“The labor movement,” Secretary of Labor Thomas Perez told delegates to the 2013 AFL-CIO Convention in Los Angeles this morning, “is one of the greatest forces for middle-class economic security."
An economy that grows from the middle out can only be achieved if we continue to have a dynamic and empowered labor movement in America.
Perez also promised that the Obama administration’s Department of Labor will protect the rights of workers to join unions and collectively bargain, enforce the nation's wage and hour laws—including prevailing wage protections for construction workers—ensure safe workplaces and provide opportunities for workers to acquire the skills “to compete for today’s and tomorrow’s jobs.”
He said, “We can only have strong unions when we protect the right to collectively bargain” and the “direct relationship between the health of the middle class and the health of the labor movement is not speculation. It is historical fact.” But, he said:

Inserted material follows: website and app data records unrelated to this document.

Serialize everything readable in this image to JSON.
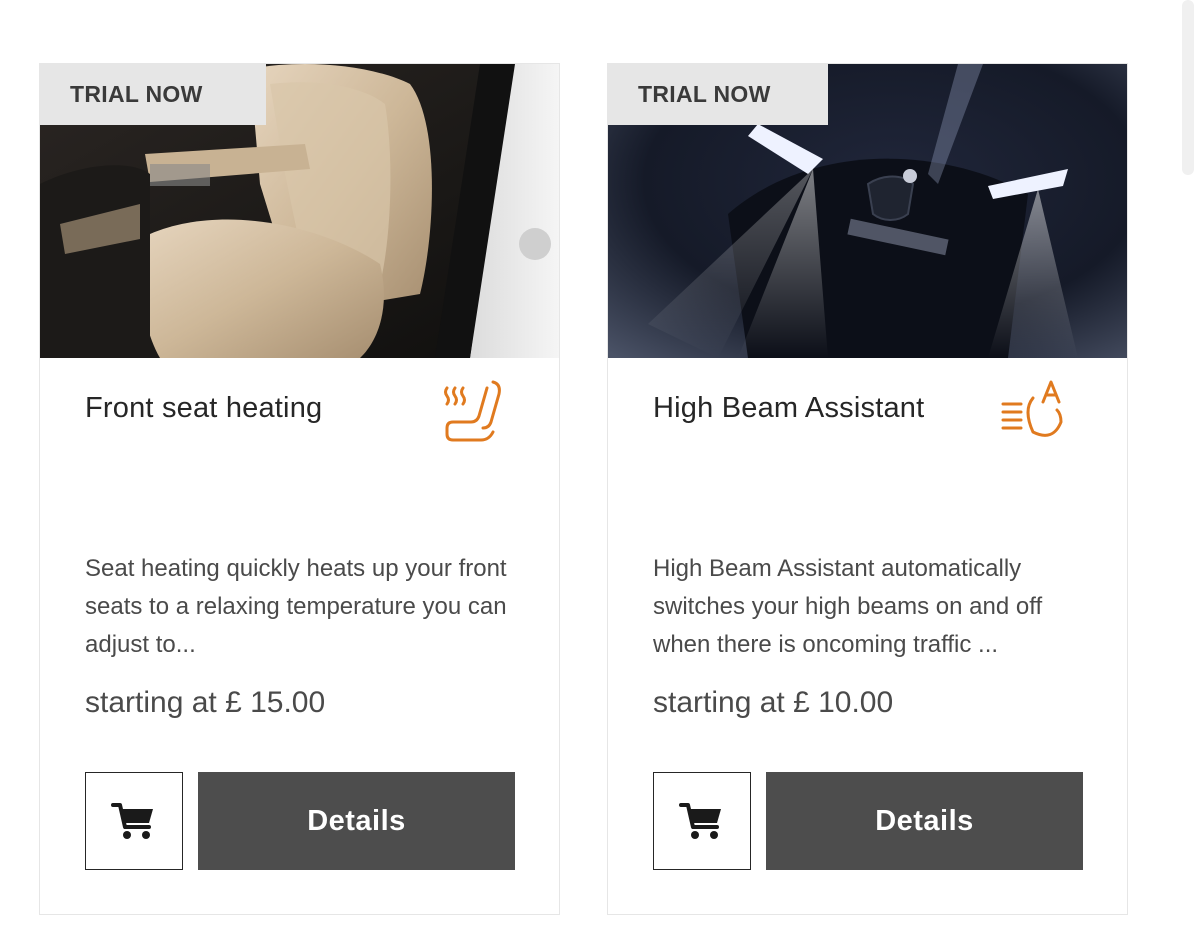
{
  "accent_color": "#e07a1f",
  "button_color": "#4d4d4d",
  "cards": [
    {
      "badge": "TRIAL NOW",
      "title": "Front seat heating",
      "icon": "seat-heating-icon",
      "description": "Seat heating quickly heats up your front seats to a relaxing temperature you can adjust to...",
      "price": "starting at £ 15.00",
      "details_label": "Details",
      "cart_icon": "cart-icon"
    },
    {
      "badge": "TRIAL NOW",
      "title": "High Beam Assistant",
      "icon": "high-beam-assistant-icon",
      "description": "High Beam Assistant automatically switches your high beams on and off when there is oncoming traffic ...",
      "price": "starting at £ 10.00",
      "details_label": "Details",
      "cart_icon": "cart-icon"
    }
  ]
}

We are not going to restore the American middle class if workers fear for jobs if they organize, if they face harassment and delays that make their legal rights a hollow promise. Workers' right to join together and form a union to improve their lives remains essential to a thriving middle class, and together we must defend that right….Strong unions reduce inequality and build the middle class.
To loud cheers, Perez said that right must extend “to the millions of people who work in the public sector, which has been an important stepping stone to the middle class for so many.”
The men and women who teach our kids, patrol our streets and put out our fires are too often getting a raw deal....When public employees are under the gun, it doesn't just hurt them and their families. It hurts all of us who depend on them every single day of the year.
He said one of the Labor Department’s top priorities will be “fair and aggressive enforcement of our wage and hour law,s” including “cracking down on Davis–Bacon violators, so that construction workers and contractors can receive the local prevailing wage instead of being undercut and undermined.” He said the Labor Department is now debarring egregious offenders who don't play by the rules.
Perez also said that he will use the department’s regulatory authority to ensure that workers, including but not limited to home health workers, receive full protection of the wage and hour laws.
Perez told the convention delegates that the Obama administration is combating the unfair, illegal practice of misclassifying employers as independent contractors.
Some people call the practice ‘misclassification.’ I call it what it is: workplace fraud. Workplace fraud has three victims: the worker of course; the employers who do the right thing but find themselves undermined by an un-level playing field; and the government, which gets cheated out of unpaid taxes.
In pledging to ensure workplaces are safe and to enforce and strengthen the nation’s workplace safety laws, Perez said, “No worker should have to choose between their job and their health.”
I firmly believe it is a false choice to suggest that we can have job creation or job safety, but not both. I have spoken to many responsible business owners who recognize that their workers are their most precious resource, and that cutting corners on safety is penny-wise, pound-foolish.
Perez likened the Department of Labor to the “quarterback of our workforce development system with a lot of teammates in the huddle,” to develop skills training and apprenticeship programs, “that create win-win opportunities for employers and workers alike.”
And by the way, for the best possible example of effective apprenticeship partnerships look no further than the Building Trades, leveraging $750 million a year in private-sector money to provide state-of-the-art training that helps so many people find good work.
He also reiterated the Obama administration’s support for increasing the federal minimum wage, saying, “It’s not just the right thing to do for working people, it’s the smart thing to do to grow our economy.”
Don't believe the naysayers who claim a higher minimum wage stifles job growth. In fact, when you put more money in the pockets of working families, they don't stash it in offshore bank accounts; they spend it at the corner store and the local business. A higher minimum wage equals purchasing power and consumer demand, which equals jobs and economic growth.
Perez said that last month’s jobs report signified 42 straight months of job growth, “encouraging news, but we must do better, and President Obama knows that….We need to pick up the pace of this recovery. And that's why the president is fighting so hard.”
He wants to invest in education, skills development and human capital, so our people have the tools to succeed in a 21st century economy. He wants to invest in infrastructure—because rebuilding our roads and bridges creates good construction jobs, makes our businesses more competitive and facilitates growth across the economy. He wants to give a shot in the arm to manufacturing and bring those jobs back to our shores, because we prosper in America when we make things in America.
He said that one of the most important components to achieving economic recovery is “faith in the power of innovative partnerships, the idea that different stakeholders working together can build a whole greater than the sum of its individual parts.”
That's the theme of this convention, right? We are stronger when everyone who cares about the rights of workers stands together….If there’s one thing I know about the AFL-CIO, it’s that you’re ready to work. You’ll be there, and I’ll be there with you.